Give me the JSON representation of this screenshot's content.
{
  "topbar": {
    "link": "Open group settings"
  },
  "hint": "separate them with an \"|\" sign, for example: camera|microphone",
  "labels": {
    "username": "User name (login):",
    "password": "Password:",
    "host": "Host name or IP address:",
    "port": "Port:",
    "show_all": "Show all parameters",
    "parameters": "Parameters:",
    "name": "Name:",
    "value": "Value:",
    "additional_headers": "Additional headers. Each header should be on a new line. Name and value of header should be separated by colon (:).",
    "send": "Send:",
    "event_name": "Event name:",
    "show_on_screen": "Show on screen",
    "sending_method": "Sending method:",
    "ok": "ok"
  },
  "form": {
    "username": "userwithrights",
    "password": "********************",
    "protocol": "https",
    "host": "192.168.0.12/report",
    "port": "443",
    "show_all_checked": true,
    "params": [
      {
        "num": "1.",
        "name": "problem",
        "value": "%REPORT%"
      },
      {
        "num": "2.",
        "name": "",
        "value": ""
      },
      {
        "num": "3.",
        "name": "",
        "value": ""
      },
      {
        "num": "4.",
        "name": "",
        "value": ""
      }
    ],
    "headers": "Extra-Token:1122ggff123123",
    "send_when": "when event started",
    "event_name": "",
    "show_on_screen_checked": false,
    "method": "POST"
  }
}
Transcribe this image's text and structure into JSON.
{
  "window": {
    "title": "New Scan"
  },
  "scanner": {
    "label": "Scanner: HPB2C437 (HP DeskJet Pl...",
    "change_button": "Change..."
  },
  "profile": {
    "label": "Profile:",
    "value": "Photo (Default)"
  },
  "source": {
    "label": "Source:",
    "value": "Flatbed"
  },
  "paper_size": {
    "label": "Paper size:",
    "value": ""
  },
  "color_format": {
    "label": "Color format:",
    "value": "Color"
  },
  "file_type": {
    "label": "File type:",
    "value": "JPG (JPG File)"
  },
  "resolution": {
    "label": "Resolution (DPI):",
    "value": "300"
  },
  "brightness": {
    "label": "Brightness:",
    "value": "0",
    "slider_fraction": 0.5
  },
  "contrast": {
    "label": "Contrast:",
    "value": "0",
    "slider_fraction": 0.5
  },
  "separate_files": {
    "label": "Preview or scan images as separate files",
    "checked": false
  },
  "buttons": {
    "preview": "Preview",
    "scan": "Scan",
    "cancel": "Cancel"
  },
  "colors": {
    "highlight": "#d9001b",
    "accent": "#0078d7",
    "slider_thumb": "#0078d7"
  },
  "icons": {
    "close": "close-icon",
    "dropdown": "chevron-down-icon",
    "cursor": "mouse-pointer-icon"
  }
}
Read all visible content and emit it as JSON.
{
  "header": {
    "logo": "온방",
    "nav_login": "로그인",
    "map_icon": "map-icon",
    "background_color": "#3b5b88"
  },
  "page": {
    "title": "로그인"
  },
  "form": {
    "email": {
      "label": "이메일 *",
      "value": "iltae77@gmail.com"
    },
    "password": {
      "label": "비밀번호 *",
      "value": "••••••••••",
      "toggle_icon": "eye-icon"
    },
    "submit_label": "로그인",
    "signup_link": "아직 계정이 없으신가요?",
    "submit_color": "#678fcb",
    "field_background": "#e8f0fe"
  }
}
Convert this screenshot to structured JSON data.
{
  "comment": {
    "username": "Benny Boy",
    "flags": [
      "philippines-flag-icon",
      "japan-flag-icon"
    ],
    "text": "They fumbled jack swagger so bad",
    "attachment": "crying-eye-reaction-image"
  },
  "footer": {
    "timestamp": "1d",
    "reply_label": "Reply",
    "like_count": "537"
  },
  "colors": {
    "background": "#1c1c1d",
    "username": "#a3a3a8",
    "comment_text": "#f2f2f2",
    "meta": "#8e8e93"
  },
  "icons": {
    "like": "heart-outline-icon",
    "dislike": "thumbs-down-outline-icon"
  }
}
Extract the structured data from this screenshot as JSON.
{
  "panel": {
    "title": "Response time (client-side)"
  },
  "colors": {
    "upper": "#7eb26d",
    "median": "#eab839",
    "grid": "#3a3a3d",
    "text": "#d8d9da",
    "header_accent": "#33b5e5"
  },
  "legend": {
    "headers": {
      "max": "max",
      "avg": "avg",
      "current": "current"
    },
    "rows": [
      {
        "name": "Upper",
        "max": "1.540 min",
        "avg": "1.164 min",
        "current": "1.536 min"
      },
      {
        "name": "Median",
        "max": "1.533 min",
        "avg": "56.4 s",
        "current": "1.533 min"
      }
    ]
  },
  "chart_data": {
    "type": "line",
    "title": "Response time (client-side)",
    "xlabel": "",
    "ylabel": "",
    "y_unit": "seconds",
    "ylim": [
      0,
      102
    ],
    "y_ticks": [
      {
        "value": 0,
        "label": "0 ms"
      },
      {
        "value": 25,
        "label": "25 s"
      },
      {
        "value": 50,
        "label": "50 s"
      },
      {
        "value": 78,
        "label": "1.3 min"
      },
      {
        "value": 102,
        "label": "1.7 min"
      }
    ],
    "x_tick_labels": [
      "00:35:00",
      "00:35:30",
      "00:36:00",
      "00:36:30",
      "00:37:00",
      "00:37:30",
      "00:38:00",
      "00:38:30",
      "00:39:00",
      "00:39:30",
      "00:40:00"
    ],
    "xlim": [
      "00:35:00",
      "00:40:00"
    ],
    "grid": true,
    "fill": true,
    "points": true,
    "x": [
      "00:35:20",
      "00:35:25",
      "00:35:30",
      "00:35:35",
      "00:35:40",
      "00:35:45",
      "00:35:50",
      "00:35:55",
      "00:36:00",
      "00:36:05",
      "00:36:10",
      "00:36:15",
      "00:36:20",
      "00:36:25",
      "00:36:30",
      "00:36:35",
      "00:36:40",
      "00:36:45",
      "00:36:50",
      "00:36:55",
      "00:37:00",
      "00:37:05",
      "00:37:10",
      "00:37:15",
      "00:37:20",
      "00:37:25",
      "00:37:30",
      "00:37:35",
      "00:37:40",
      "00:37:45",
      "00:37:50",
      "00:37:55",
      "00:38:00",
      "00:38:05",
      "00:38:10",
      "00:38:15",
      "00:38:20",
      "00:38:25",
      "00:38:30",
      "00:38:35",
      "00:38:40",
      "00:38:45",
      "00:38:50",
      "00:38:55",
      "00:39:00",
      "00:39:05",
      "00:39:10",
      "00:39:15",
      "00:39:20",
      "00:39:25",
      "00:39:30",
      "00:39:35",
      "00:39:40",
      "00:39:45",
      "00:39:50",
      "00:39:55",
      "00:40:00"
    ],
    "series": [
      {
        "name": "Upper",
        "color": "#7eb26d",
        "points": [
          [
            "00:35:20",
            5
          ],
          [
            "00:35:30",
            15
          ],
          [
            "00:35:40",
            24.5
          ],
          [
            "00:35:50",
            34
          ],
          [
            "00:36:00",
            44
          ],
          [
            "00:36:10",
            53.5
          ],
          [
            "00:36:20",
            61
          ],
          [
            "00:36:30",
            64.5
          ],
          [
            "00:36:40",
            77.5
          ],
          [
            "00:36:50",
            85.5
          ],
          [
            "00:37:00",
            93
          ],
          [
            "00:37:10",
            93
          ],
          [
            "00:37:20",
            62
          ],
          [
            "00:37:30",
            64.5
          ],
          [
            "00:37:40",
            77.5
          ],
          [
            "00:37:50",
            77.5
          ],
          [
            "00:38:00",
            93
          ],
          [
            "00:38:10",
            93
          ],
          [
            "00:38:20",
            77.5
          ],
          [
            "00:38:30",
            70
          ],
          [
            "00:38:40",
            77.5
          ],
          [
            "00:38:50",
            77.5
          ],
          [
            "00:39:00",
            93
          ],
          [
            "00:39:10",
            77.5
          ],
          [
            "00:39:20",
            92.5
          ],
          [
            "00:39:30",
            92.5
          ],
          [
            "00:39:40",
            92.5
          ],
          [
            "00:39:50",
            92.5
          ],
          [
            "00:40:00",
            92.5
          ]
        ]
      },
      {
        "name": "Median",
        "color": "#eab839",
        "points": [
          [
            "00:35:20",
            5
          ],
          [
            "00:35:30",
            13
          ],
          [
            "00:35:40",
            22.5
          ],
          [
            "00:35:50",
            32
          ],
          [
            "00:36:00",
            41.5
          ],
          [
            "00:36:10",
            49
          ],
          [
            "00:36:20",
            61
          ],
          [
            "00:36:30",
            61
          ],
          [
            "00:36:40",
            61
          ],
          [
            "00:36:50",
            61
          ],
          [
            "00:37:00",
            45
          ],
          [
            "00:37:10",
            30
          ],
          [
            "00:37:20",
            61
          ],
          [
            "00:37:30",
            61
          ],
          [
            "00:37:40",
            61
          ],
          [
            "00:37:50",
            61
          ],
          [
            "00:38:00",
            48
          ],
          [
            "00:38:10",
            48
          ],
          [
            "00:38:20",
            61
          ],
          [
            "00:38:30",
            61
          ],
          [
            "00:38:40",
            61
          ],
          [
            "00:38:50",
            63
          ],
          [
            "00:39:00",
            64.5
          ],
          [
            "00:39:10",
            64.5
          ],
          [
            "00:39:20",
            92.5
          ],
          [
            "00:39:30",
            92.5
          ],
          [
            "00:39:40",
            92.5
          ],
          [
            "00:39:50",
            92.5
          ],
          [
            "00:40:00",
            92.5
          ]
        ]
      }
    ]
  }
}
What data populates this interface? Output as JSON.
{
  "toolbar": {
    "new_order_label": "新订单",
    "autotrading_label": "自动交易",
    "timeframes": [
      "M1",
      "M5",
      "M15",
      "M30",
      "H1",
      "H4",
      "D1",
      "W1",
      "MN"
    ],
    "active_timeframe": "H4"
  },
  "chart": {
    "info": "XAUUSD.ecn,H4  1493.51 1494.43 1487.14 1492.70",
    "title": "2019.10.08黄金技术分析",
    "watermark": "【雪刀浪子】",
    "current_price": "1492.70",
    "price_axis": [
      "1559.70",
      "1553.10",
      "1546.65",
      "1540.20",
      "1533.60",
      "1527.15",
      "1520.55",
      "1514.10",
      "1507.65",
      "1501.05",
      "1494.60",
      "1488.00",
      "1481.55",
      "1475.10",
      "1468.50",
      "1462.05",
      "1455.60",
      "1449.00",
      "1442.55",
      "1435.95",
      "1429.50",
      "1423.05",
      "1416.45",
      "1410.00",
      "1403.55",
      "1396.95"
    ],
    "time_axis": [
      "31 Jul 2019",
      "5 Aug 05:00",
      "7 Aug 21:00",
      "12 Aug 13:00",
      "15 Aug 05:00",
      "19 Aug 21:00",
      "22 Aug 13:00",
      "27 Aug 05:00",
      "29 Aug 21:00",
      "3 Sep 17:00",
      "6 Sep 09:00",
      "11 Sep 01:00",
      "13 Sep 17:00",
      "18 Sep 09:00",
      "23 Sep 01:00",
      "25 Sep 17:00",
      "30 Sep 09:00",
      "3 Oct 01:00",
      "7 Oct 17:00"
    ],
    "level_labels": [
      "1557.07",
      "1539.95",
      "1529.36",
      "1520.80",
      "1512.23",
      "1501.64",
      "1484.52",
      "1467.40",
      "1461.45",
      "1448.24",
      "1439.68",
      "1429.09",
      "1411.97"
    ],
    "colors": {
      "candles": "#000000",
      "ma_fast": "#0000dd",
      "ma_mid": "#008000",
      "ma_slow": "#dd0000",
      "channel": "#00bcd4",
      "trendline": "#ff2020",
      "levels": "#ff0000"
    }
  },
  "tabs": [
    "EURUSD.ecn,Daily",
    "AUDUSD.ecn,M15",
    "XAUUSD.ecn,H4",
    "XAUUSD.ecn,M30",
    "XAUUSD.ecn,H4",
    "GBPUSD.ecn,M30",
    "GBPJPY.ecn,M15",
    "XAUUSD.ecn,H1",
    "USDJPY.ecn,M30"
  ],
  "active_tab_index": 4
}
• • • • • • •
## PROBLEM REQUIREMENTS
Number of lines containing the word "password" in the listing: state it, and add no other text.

## RESPONSE TO THE TASK
3